Genetic testing offers great hope for future progress in treating diseases since individuals can in many instances reduce the consequences of genetic defects if they find out about them sufficiently early. For example, a woman who discovers through a simple blood that she has a BRCA1 or BRCA 2 defect has an extremely high chance of getting breast cancer if she does nothing about it. However, she can greatly reduce her risk of breast cancer by having her ovaries removed, and by other more extreme surgeries.
On the other hand, if little can be done to combat the adverse health consequences from having serious genetic defects, individuals may not want to know about them. This would explain why many persons with a high chance of having a genetic mutation that guarantees they will eventually get Huntington's Disease never take the simple test to determine whether they have this mutation since nothing is known yet about how to moderate the deadly consequences of Huntington's.
Particularly where successful health interventions can reduce the medical consequences of a genetic defect, individuals would like to have health insurance prior to taking a test to determine whether they carry that defect. Insurance prior to testing is a viable form of insurance since persons with similar risks ex ante can be pooled in determining insurance rates. Companies would be willing to offer insurance on genetic defects prior to testing since at that stage they would generally be at least as well informed, and often would be better informed, than individuals are about the chances of their having genetic defects. The premium for coverage of any particular genetic defect would then be determined by the product of the probability of having that defect multiplied by the cost of treating it. The premium would vary across different pools of individuals who have different probabilities of testing positive, and different treatment costs. The added premium to cover this risk would be small if the defect was not common, or if treatment costs were not major.
One major problem arises when individuals get tested before seeking insurance, and only take the extra insurance coverage when they discover that they carry a serious genetic defect. Of course, insurance companies would ask applicants if they have already been tested, but applicants for insurance conceal information about their HIV status and other diseases that would raise the cost of coverage if they revealed positive test results. The fear of insurance companies that they would be less well informed about these risks than those applying for insurance because applicants conceal information about testing is what makes these companies want to test many applicants before offering them insurance. Unfortunately, there is nothing to insure after testing since those individuals who test negative do not want coverage, while in the absence of controls over premiums, individuals who test positive would have to pay the full cost of any treatment.
The looming Congressional law on testing would try to handle this problem by forbidding insurance companies to raise premiums to individuals with genetic defects. This only introduces one more regulation in insurance markets, and there are already too many of them. A better way is to penalize individuals who withhold information from insurance companies about the outcomes of genetic tests. If the penalties were set high enough to effectively deter lying about test outcomes on applications for insurance, individuals would then have an incentive to seek insurance against the risk of genetic defects prior to taking any genetic test. Under these conditions, companies would offer insurance that would reflect the expected costs prior to testing of insuring individuals with different risks of genetic defects. Companies might require testing of persons after they are insured if knowledge about whether they were carriers of defects would significantly reduce the cost of preventing or moderating the disease if it eventually occurred.

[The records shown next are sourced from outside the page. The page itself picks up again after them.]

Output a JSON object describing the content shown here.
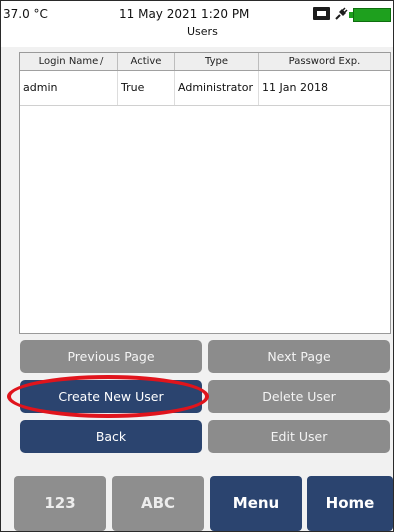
{
  "status": {
    "temperature": "37.0 °C",
    "datetime": "11 May 2021 1:20 PM",
    "screen_title": "Users",
    "icons": [
      "usb-drive-icon",
      "plug-icon",
      "battery-icon"
    ],
    "battery_color": "#1ea01e"
  },
  "table": {
    "headers": [
      "Login Name",
      "Active",
      "Type",
      "Password Exp."
    ],
    "sort_indicator": "/",
    "rows": [
      [
        "admin",
        "True",
        "Administrator",
        "11 Jan 2018"
      ]
    ]
  },
  "buttons": {
    "previous_page": "Previous Page",
    "next_page": "Next Page",
    "create_new_user": "Create New User",
    "delete_user": "Delete User",
    "back": "Back",
    "edit_user": "Edit User"
  },
  "keys": {
    "numeric": "123",
    "alpha": "ABC",
    "menu": "Menu",
    "home": "Home"
  },
  "colors": {
    "navy": "#2b446f",
    "disabled_gray": "#8c8c8c",
    "highlight_red": "#e0141c"
  }
}
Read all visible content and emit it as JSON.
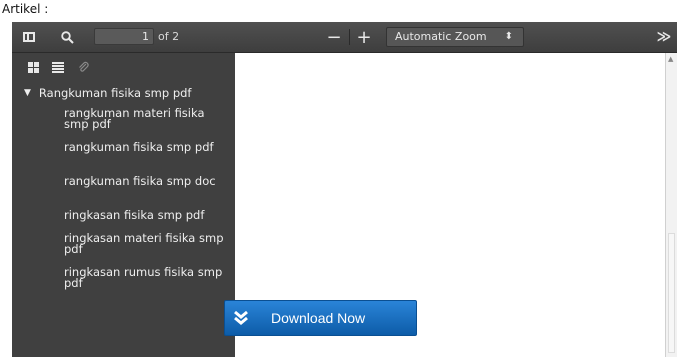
{
  "page": {
    "label": "Artikel :"
  },
  "toolbar": {
    "page_number": "1",
    "page_count": "of 2",
    "zoom_out": "−",
    "zoom_in": "+",
    "zoom_value": "Automatic Zoom",
    "zoom_chevron": "⬍",
    "more": "≫"
  },
  "outline": {
    "root": "Rangkuman fisika smp pdf",
    "items": [
      "rangkuman materi fisika smp pdf",
      "rangkuman fisika smp pdf",
      "rangkuman fisika smp doc",
      "ringkasan fisika smp pdf",
      "ringkasan materi fisika smp pdf",
      "ringkasan rumus fisika smp pdf"
    ]
  },
  "download": {
    "label": "Download Now"
  },
  "colors": {
    "toolbar": "#474747",
    "sidebar": "#404040",
    "download": "#1a6fc4"
  }
}
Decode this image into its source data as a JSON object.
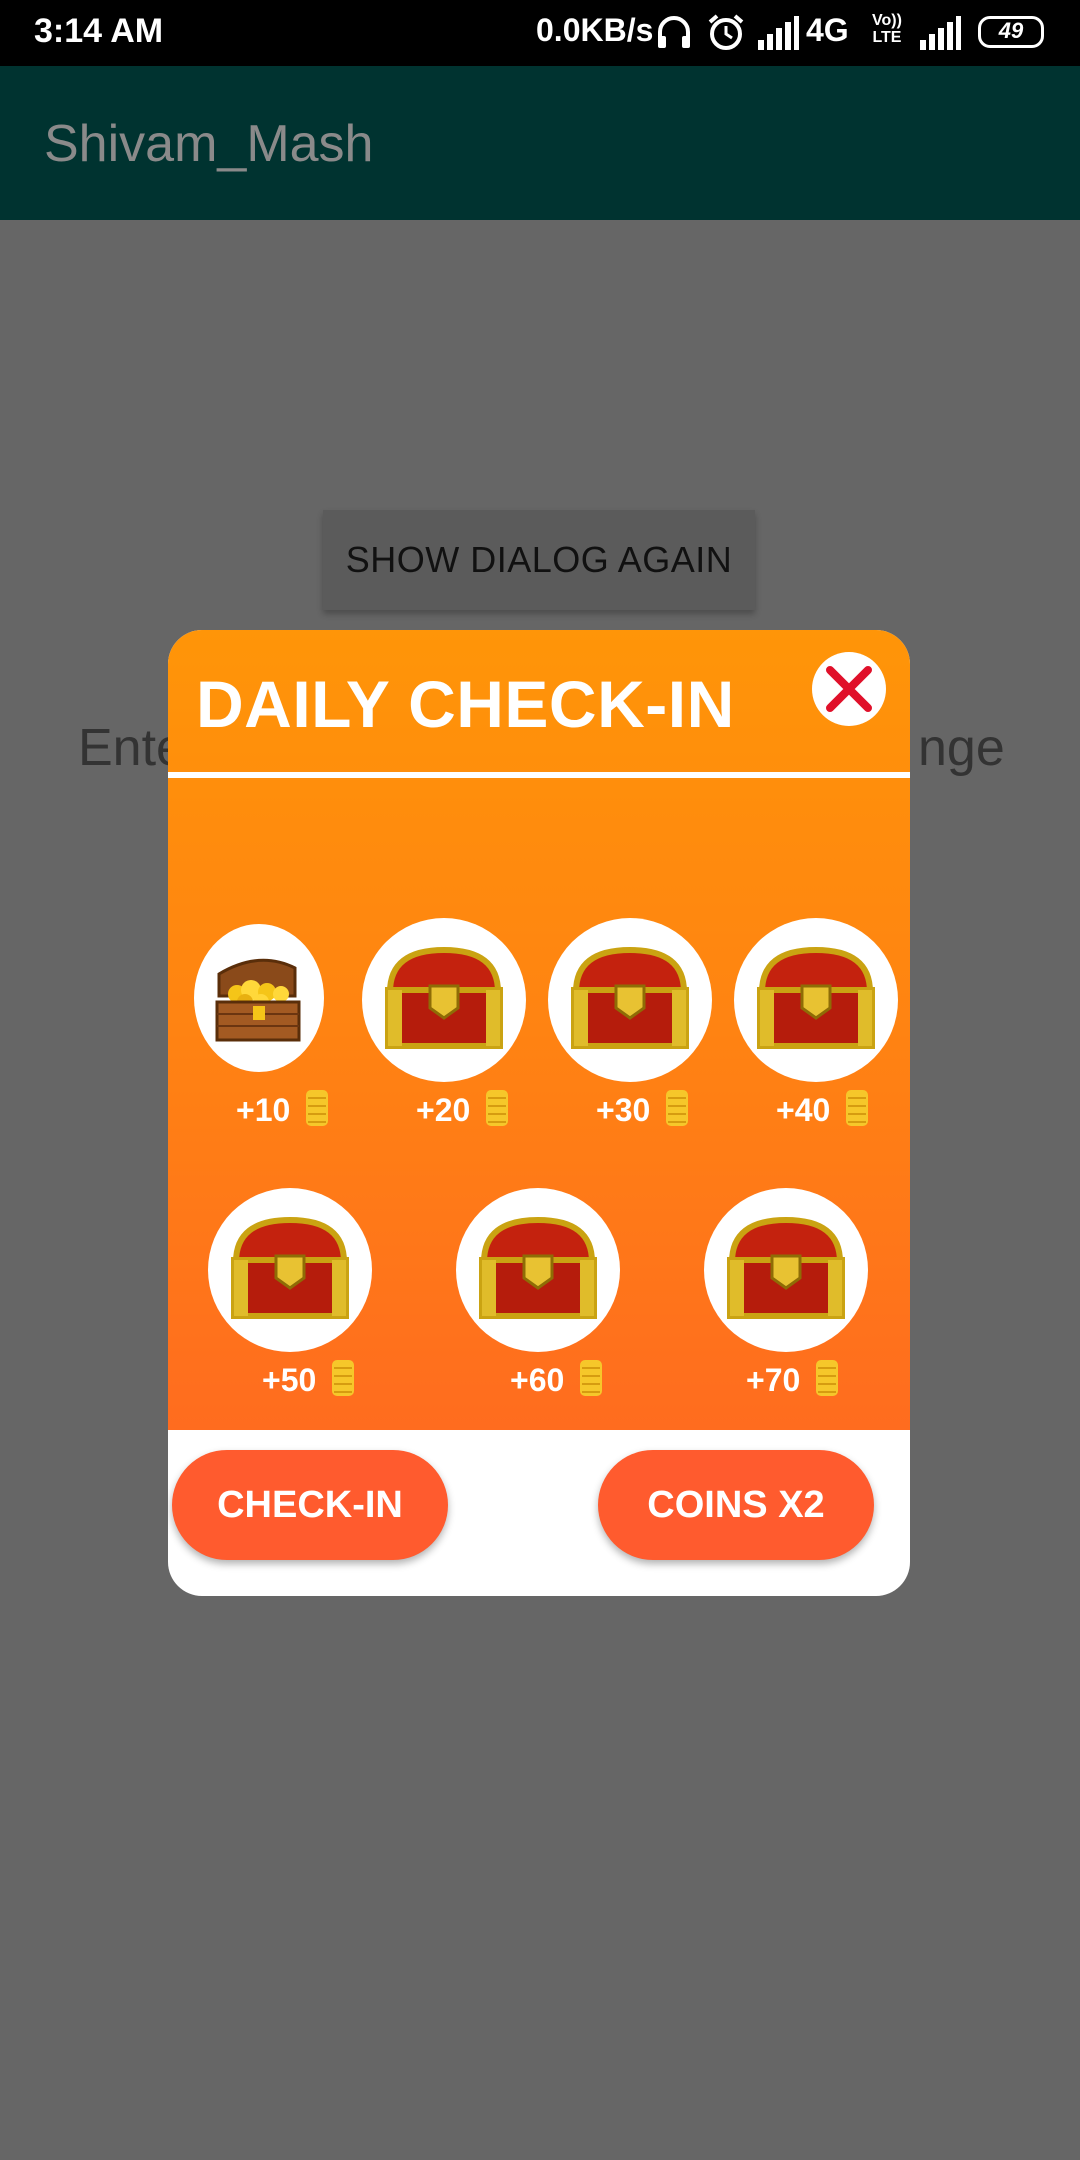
{
  "status_bar": {
    "time": "3:14 AM",
    "speed": "0.0KB/s",
    "network": "4G",
    "volte_top": "Vo))",
    "volte_bottom": "LTE",
    "battery": "49"
  },
  "app_bar": {
    "title": "Shivam_Mash"
  },
  "background": {
    "show_dialog_button": "SHOW DIALOG AGAIN",
    "text_left": "Ente",
    "text_right": "nge"
  },
  "dialog": {
    "title": "DAILY CHECK-IN",
    "rewards": [
      {
        "label": "+10",
        "icon": "open-gold-chest-icon"
      },
      {
        "label": "+20",
        "icon": "red-chest-icon"
      },
      {
        "label": "+30",
        "icon": "red-chest-icon"
      },
      {
        "label": "+40",
        "icon": "red-chest-icon"
      },
      {
        "label": "+50",
        "icon": "red-chest-icon"
      },
      {
        "label": "+60",
        "icon": "red-chest-icon"
      },
      {
        "label": "+70",
        "icon": "red-chest-icon"
      }
    ],
    "checkin_button": "CHECK-IN",
    "coins_button": "COINS X2"
  },
  "colors": {
    "app_bar": "#003330",
    "dialog_gradient_top": "#ff9508",
    "dialog_gradient_bottom": "#ff6c1f",
    "button": "#ff5b2e",
    "close_x": "#e0102a"
  }
}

One major problem remains even if insurance companies tested everyone with a reasonable risk of having genetic defects after they had insurance. Individuals who test negative afterwards would not want to continue to pay the extra premium they had been initially charged when they had a higher than average risk of having a genetic defect. They would threaten to change insurance companies if their premiums were not lowered. Insurance companies would then be left in the initially high-risk pool only with those who tested positive, and they would force these persons to pay the higher premiums appropriate for their high risk revealed ex post. Companies would then again want to know prior to providing insurance whether individuals are positive or negative, and they would then adjust their premiums according to the results.
The fundamental problem here is the inability to write long-term individual health insurance contracts that commit both insurance companies and individuals to remain together for an extended time period. This contractual limitation distorts other risks in the insurance market as well. Individuals who are revealed to be healthier than average as they age will seek insurance rates that take account of this information even though initially they paid rates that were adjusted to their expected health status. Individuals who are revealed over time to have worse health than expected will either lose their insurance coverage or face much higher premiums.
Health insurance coverage through large employee groups helps mitigate the problem caused by genetic testing. Individuals who test negative are not likely to change employers in order to take advantage of this information to get lower premiums since this adjustment in premium would generally form a small part of their overall compensation. Similarly, employees who are revealed to have genetic defects do not impose large costs on employers or other employees unless they are a large fraction of total employment. Of course, employer based health insurance under present arrangements is defective because employees who change jobs may have trouble finding employment if they tested positive for a genetic defect. The solution to this problem is to encourage a move toward a system that allows health coverage portability, so that coverage moves with employees when they change jobs.